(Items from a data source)
-*-*-
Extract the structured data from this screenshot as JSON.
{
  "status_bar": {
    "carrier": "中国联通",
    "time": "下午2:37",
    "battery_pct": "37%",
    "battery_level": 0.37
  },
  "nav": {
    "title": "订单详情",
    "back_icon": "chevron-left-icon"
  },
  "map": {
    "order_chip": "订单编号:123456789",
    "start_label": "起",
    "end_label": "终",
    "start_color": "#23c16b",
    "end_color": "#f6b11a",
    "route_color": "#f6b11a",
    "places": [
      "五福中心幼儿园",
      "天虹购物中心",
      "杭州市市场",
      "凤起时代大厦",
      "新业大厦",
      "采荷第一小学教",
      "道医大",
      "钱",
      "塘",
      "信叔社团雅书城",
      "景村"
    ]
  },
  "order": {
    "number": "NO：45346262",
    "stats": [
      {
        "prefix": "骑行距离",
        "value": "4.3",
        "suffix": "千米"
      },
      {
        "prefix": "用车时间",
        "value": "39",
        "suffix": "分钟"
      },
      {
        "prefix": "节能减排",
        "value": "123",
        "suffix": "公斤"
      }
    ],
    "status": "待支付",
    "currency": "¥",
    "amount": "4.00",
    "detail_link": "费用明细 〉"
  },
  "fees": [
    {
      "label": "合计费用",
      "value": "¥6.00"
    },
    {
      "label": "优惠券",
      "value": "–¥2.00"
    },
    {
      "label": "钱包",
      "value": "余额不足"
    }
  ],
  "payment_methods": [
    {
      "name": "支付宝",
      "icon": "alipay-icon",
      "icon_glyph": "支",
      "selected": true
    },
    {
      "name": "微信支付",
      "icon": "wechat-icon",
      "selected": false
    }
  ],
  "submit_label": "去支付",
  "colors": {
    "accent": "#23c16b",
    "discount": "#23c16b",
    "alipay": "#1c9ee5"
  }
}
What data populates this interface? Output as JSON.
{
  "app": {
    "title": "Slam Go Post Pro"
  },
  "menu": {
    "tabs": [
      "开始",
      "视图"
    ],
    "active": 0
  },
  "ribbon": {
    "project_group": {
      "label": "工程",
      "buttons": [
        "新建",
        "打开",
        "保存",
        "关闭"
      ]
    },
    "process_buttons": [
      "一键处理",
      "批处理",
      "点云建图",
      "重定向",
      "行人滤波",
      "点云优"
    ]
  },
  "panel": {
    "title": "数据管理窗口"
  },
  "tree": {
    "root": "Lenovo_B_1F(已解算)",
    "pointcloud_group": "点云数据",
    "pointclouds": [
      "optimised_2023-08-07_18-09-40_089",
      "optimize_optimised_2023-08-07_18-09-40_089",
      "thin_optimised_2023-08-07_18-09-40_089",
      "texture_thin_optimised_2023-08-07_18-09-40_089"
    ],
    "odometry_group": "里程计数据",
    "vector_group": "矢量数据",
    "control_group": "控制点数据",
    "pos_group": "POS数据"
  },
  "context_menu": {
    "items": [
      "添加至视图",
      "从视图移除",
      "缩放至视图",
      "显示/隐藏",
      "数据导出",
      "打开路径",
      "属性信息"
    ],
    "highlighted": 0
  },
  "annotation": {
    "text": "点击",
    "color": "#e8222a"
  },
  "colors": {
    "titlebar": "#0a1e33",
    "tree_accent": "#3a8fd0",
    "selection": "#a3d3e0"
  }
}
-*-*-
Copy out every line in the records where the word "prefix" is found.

        "prefix": "骑行距离",
        "prefix": "用车时间",
        "prefix": "节能减排",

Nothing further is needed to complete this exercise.